> Recorded information:
________________________

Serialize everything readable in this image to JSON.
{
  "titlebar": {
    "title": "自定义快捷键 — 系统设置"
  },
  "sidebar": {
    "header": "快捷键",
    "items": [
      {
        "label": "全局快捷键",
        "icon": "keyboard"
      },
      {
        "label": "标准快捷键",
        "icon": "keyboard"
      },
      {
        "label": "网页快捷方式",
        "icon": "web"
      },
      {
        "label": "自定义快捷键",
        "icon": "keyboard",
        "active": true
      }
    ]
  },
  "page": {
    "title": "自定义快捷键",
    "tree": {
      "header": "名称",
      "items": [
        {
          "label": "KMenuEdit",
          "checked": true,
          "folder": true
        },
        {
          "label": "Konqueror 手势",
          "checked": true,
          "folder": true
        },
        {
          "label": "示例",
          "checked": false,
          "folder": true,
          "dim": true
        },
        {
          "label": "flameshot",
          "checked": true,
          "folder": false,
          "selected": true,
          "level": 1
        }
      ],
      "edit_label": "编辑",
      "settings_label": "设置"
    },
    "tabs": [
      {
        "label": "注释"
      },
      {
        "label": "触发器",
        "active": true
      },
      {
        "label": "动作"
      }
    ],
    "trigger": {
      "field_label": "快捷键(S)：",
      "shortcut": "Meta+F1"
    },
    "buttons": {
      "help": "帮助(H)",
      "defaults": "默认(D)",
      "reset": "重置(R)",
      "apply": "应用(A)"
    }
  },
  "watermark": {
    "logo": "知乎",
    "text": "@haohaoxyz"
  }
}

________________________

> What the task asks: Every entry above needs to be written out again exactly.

> Exercise result:
Serialize everything readable in this image to JSON.
{
  "titlebar": {
    "title": "自定义快捷键 — 系统设置"
  },
  "sidebar": {
    "header": "快捷键",
    "items": [
      {
        "label": "全局快捷键",
        "icon": "keyboard"
      },
      {
        "label": "标准快捷键",
        "icon": "keyboard"
      },
      {
        "label": "网页快捷方式",
        "icon": "web"
      },
      {
        "label": "自定义快捷键",
        "icon": "keyboard",
        "active": true
      }
    ]
  },
  "page": {
    "title": "自定义快捷键",
    "tree": {
      "header": "名称",
      "items": [
        {
          "label": "KMenuEdit",
          "checked": true,
          "folder": true
        },
        {
          "label": "Konqueror 手势",
          "checked": true,
          "folder": true
        },
        {
          "label": "示例",
          "checked": false,
          "folder": true,
          "dim": true
        },
        {
          "label": "flameshot",
          "checked": true,
          "folder": false,
          "selected": true,
          "level": 1
        }
      ],
      "edit_label": "编辑",
      "settings_label": "设置"
    },
    "tabs": [
      {
        "label": "注释"
      },
      {
        "label": "触发器",
        "active": true
      },
      {
        "label": "动作"
      }
    ],
    "trigger": {
      "field_label": "快捷键(S)：",
      "shortcut": "Meta+F1"
    },
    "buttons": {
      "help": "帮助(H)",
      "defaults": "默认(D)",
      "reset": "重置(R)",
      "apply": "应用(A)"
    }
  },
  "watermark": {
    "logo": "知乎",
    "text": "@haohaoxyz"
  }
}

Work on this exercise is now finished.